When South Carolina seceded from the Union in 1860, the main justification of secession was that southerners believed secession was the only way they could preserve their institution of slavery. Not all southerners supported secession, however, but those who did argued that because the southern states were a part of the Union, their rights should be respected by the federal government.
Because of this, many southerners believed that if the federal government was to abolish slavery, the prohibition would be an infringement on the states' rights and would therefore be unconstitutional. Southerners referred to the founding doctrine of the U.S., the Declaration of Independence. In it, the idea is presented that a country could change governments when the one in power was no longer right for the people.
The Declaration of Independence had originally been referring to Great Britain's rule on the colonies in 1776. In this new context, southerners justified their secession by claiming that forcing the southern states to abolish slavery was unlawful. They believed that this gave them precedent to leave the Union and start their own government, the Confederation, where their slavery institutions would not be abolished.
The decision to secede from the Union was not a unanimously favored one. In fact, some people in South Carolina disagreed with the decision to secede. Many of these southerners felt that the southern states were ill-equipped to form their own government.
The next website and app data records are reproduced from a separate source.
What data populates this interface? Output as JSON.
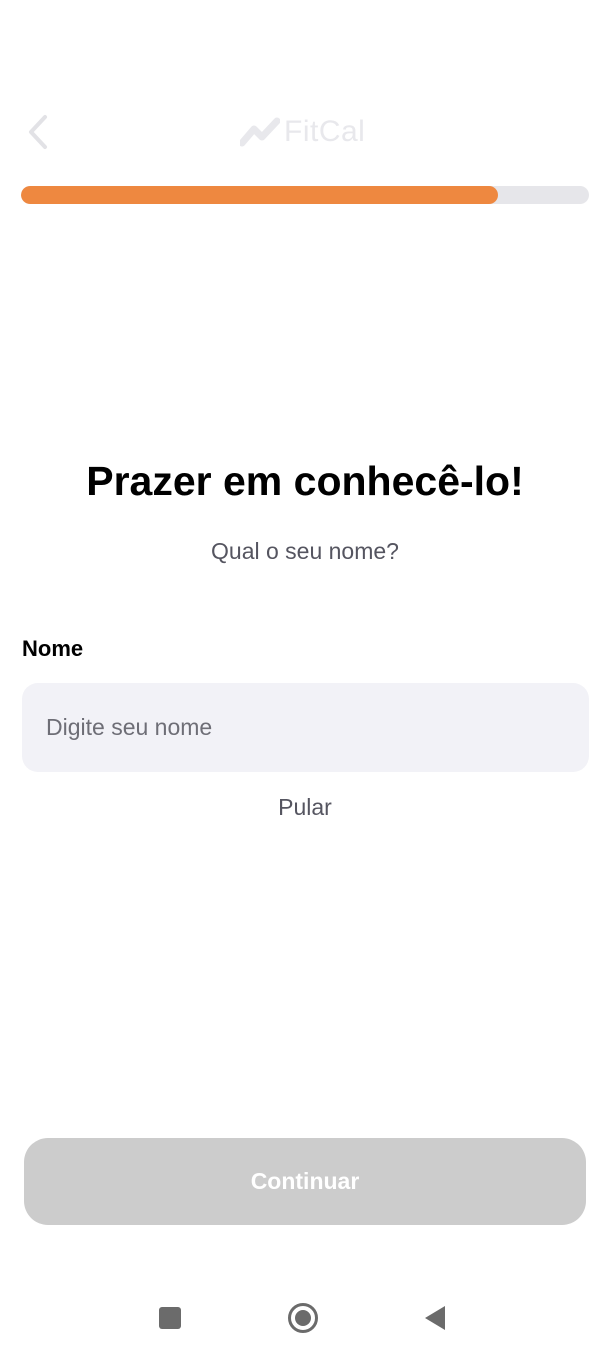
{
  "header": {
    "logo_text": "FitCal",
    "back_icon": "chevron-left-icon",
    "logo_icon": "trend-line-icon"
  },
  "progress": {
    "value": 0.84,
    "fill_color": "#ee8840",
    "track_color": "#e6e6ea"
  },
  "main": {
    "title": "Prazer em conhecê-lo!",
    "subtitle": "Qual o seu nome?",
    "name_label": "Nome",
    "name_value": "",
    "name_placeholder": "Digite seu nome",
    "skip_label": "Pular",
    "continue_label": "Continuar"
  },
  "system_nav": {
    "recents_icon": "square-icon",
    "home_icon": "circle-home-icon",
    "back_icon": "triangle-back-icon"
  }
}
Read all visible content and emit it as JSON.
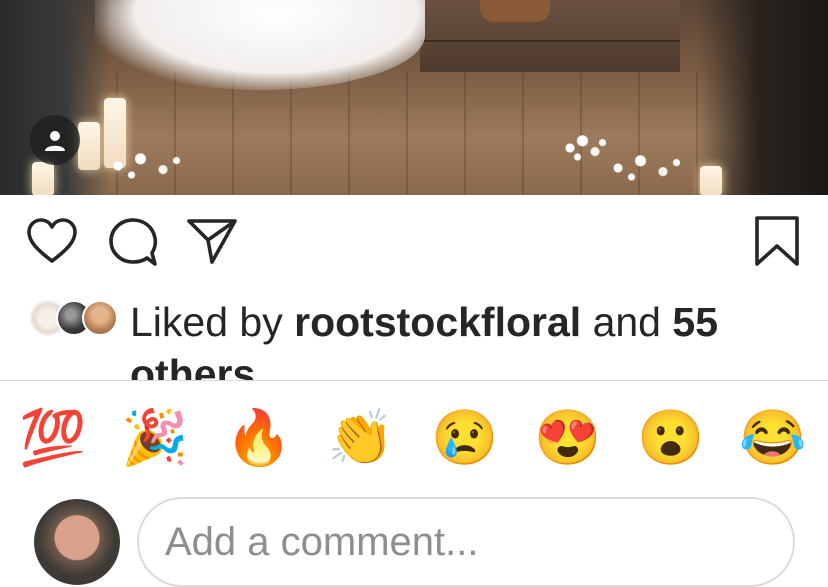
{
  "post": {
    "photo": {
      "description_icon": "wedding-photo"
    }
  },
  "tag_badge": {
    "icon": "person-icon"
  },
  "actions": {
    "like_icon": "heart-icon",
    "comment_icon": "comment-bubble-icon",
    "share_icon": "paper-plane-icon",
    "save_icon": "bookmark-icon"
  },
  "likes": {
    "prefix": "Liked by",
    "username": "rootstockfloral",
    "connector": "and",
    "count": "55",
    "suffix": "others"
  },
  "reactions": [
    {
      "emoji": "💯",
      "icon": "hundred-points-emoji"
    },
    {
      "emoji": "🎉",
      "icon": "party-popper-emoji"
    },
    {
      "emoji": "🔥",
      "icon": "fire-emoji"
    },
    {
      "emoji": "👏",
      "icon": "clapping-hands-emoji"
    },
    {
      "emoji": "😢",
      "icon": "crying-face-emoji"
    },
    {
      "emoji": "😍",
      "icon": "heart-eyes-emoji"
    },
    {
      "emoji": "😮",
      "icon": "surprised-face-emoji"
    },
    {
      "emoji": "😂",
      "icon": "tears-of-joy-emoji"
    }
  ],
  "comment": {
    "placeholder": "Add a comment..."
  },
  "colors": {
    "text": "#262626",
    "placeholder": "#8e8e8e",
    "divider": "#dbdbdb"
  }
}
They also believed that secession would almost certainly lead to war with the Union, of which it did.